The guidelines, if you haven’t heard, recommend women not have mammograms until age 50, instead of age 40, as most groups who research the issue suggest.
“There is no doubt that mammography screening in women in their 40s saves lives. To recommend that women abandon that is absolutely horrifying to me,” Dr. David Dershaw, director of breast imaging at Memorial Sloan-Kettering Cancer Center said.
So why did they? Dr. Otis Brawley of the American Cancer Society suggests cost is behind this:
The USPSTF says that screening 1,339 women in their 50s to save one life makes screening worthwhile in that age group. Yet USPSTF also says screening 1,904 women ages 40 to 49 in order to save one life is not worthwhile. The American Cancer Society feels that in both cases, the lifesaving benefits of screening outweigh any potential harms. Surveys of women show that they are aware of these limitations, and also place high value on detecting breast cancer early.
“With its new recommendations, the USPSTF is essentially telling women that mammography at age 40 to 49 saves lives; just not enough of them.
And what Brawley didn’t say, Dr. Sanjay Gupta did. Gupta, who was Barack Obama’s initial choice for surgeon general before he decided to stay at CNN, speculated today that once the government recommends guidelines for medical care, private insurance companies will be quick to stop covering anything else.
Not death panels, mamography panels. It’s worth pointing out, perhaps, that the government’s guidelines now match Canada.
But Susan Pisano, spokeswoman for American Health Insurance Plans, appears to dismiss the concerns:
“Most of our member companies look at [the task force’s guidelines] as the standard. But if you are in your 40s and have a discussion about risk and benefits and your doctor gives you a referral slip, then that generally is going to be covered.”

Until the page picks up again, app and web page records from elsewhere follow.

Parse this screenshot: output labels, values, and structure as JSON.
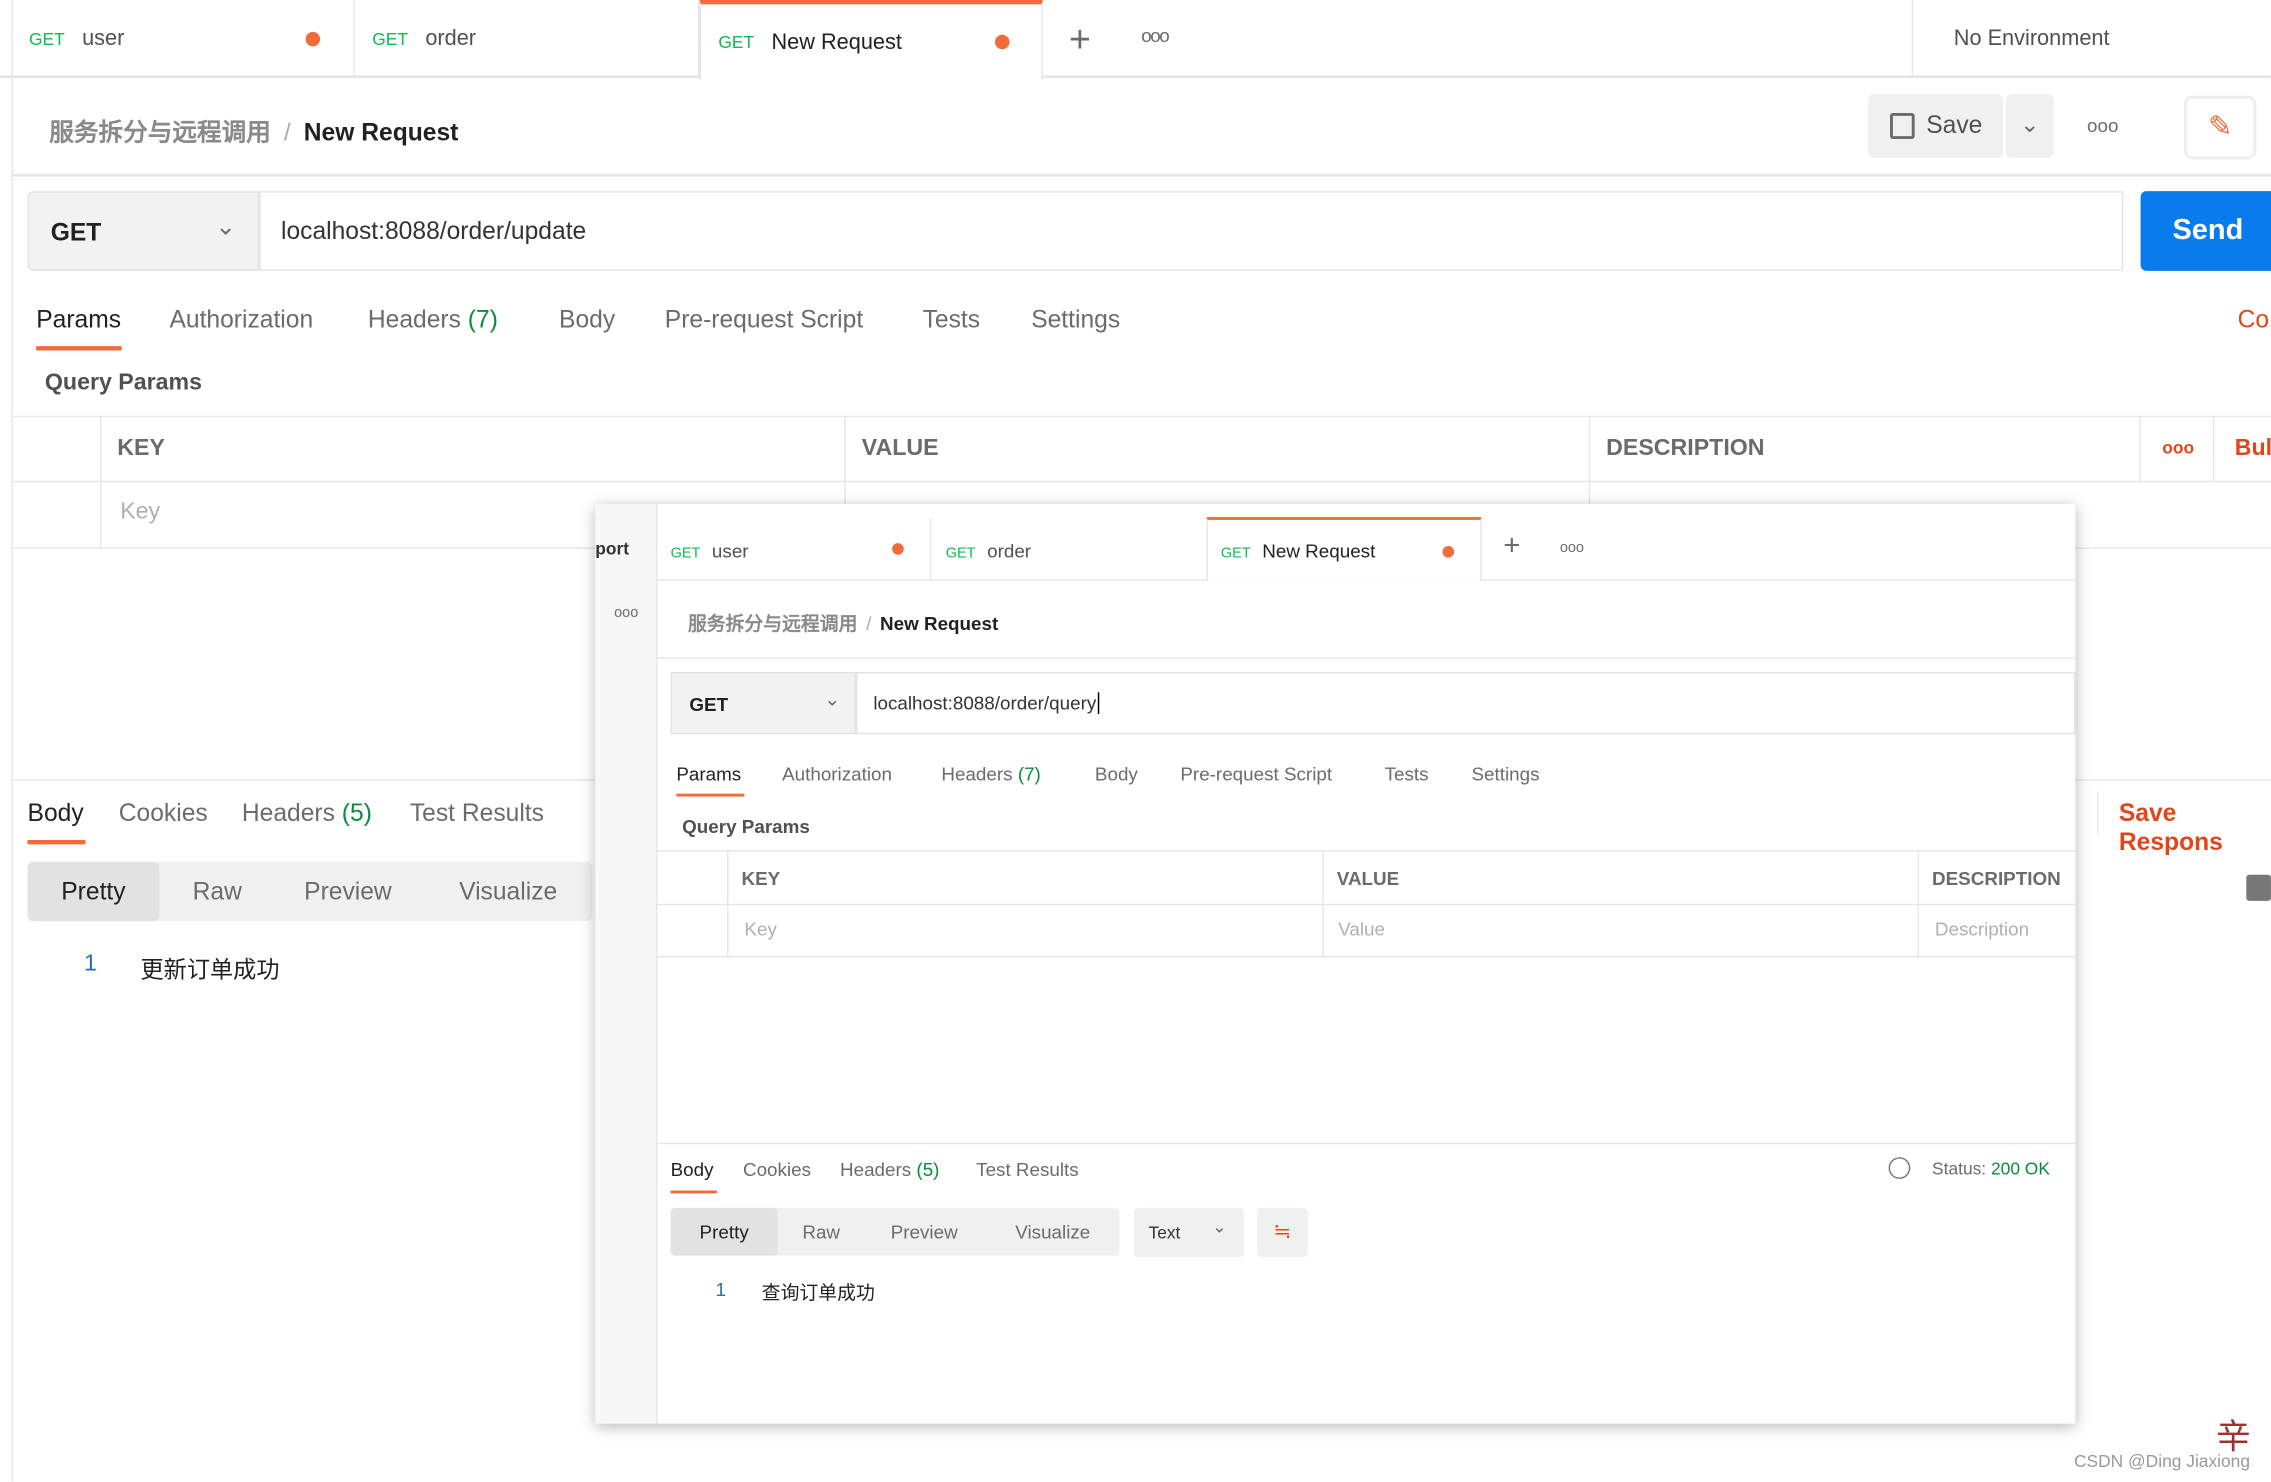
{
  "tabs": [
    {
      "method": "GET",
      "name": "user",
      "unsaved": true
    },
    {
      "method": "GET",
      "name": "order",
      "unsaved": false
    },
    {
      "method": "GET",
      "name": "New Request",
      "unsaved": true,
      "active": true
    }
  ],
  "environment": "No Environment",
  "breadcrumb": {
    "collection": "服务拆分与远程调用",
    "request": "New Request"
  },
  "save_label": "Save",
  "method": "GET",
  "url": "localhost:8088/order/update",
  "send_label": "Send",
  "request_tabs": [
    "Params",
    "Authorization",
    "Headers",
    "Body",
    "Pre-request Script",
    "Tests",
    "Settings"
  ],
  "headers_count": "(7)",
  "cookies_label": "Co",
  "query_params_title": "Query Params",
  "columns": {
    "key": "KEY",
    "value": "VALUE",
    "description": "DESCRIPTION",
    "bulk": "Bul"
  },
  "placeholders": {
    "key": "Key",
    "value": "Value",
    "description": "Description"
  },
  "response_tabs": [
    "Body",
    "Cookies",
    "Headers",
    "Test Results"
  ],
  "response_headers_count": "(5)",
  "view_modes": [
    "Pretty",
    "Raw",
    "Preview",
    "Visualize"
  ],
  "save_response": "Save Respons",
  "response_body": {
    "line": "1",
    "text": "更新订单成功"
  },
  "overlay": {
    "side_label": "port",
    "tabs": [
      {
        "method": "GET",
        "name": "user"
      },
      {
        "method": "GET",
        "name": "order"
      },
      {
        "method": "GET",
        "name": "New Request"
      }
    ],
    "breadcrumb": {
      "collection": "服务拆分与远程调用",
      "request": "New Request"
    },
    "method": "GET",
    "url": "localhost:8088/order/query",
    "request_tabs": [
      "Params",
      "Authorization",
      "Headers",
      "Body",
      "Pre-request Script",
      "Tests",
      "Settings"
    ],
    "headers_count": "(7)",
    "query_params_title": "Query Params",
    "columns": {
      "key": "KEY",
      "value": "VALUE",
      "description": "DESCRIPTION"
    },
    "placeholders": {
      "key": "Key",
      "value": "Value",
      "description": "Description"
    },
    "response_tabs": [
      "Body",
      "Cookies",
      "Headers",
      "Test Results"
    ],
    "response_headers_count": "(5)",
    "status_label": "Status:",
    "status_value": "200 OK",
    "view_modes": [
      "Pretty",
      "Raw",
      "Preview",
      "Visualize"
    ],
    "format": "Text",
    "response_body": {
      "line": "1",
      "text": "查询订单成功"
    }
  },
  "watermark": "CSDN @Ding Jiaxiong",
  "colors": {
    "accent": "#f26b3a",
    "send": "#097bed",
    "green": "#0cbb52",
    "danger": "#e0461a"
  }
}
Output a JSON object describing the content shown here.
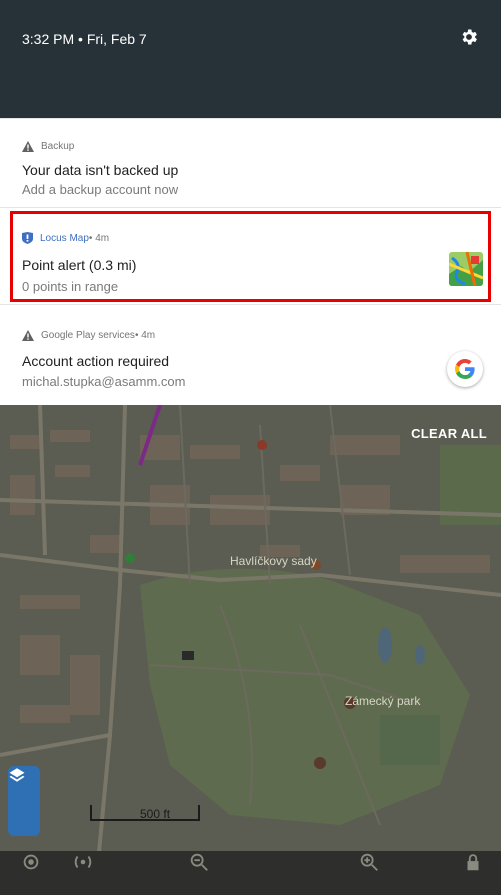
{
  "status_bar": {
    "datetime": "3:32 PM • Fri, Feb 7"
  },
  "notifications": [
    {
      "app": "Backup",
      "meta": "",
      "title": "Your data isn't backed up",
      "text": "Add a backup account now",
      "icon": "warning-triangle-icon"
    },
    {
      "app": "Locus Map",
      "meta": " • 4m",
      "title": "Point alert (0.3 mi)",
      "text": "0 points in range",
      "icon": "locus-map-icon",
      "highlighted": true
    },
    {
      "app": "Google Play services",
      "meta": " • 4m",
      "title": "Account action required",
      "text": "michal.stupka@asamm.com",
      "icon": "warning-triangle-icon"
    }
  ],
  "clear_all_label": "CLEAR ALL",
  "map": {
    "labels": {
      "sady": "Havlíčkovy sady",
      "park": "Zámecký park",
      "scale": "500 ft"
    }
  },
  "colors": {
    "header_bg": "#263238",
    "highlight": "#e60000",
    "locus_blue": "#3f6fc3",
    "layers_button": "#2f6fb4"
  }
}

Still, the story does highlight the extent to which cost factors into health care decisions, even after the possibility a life being saved is recognized.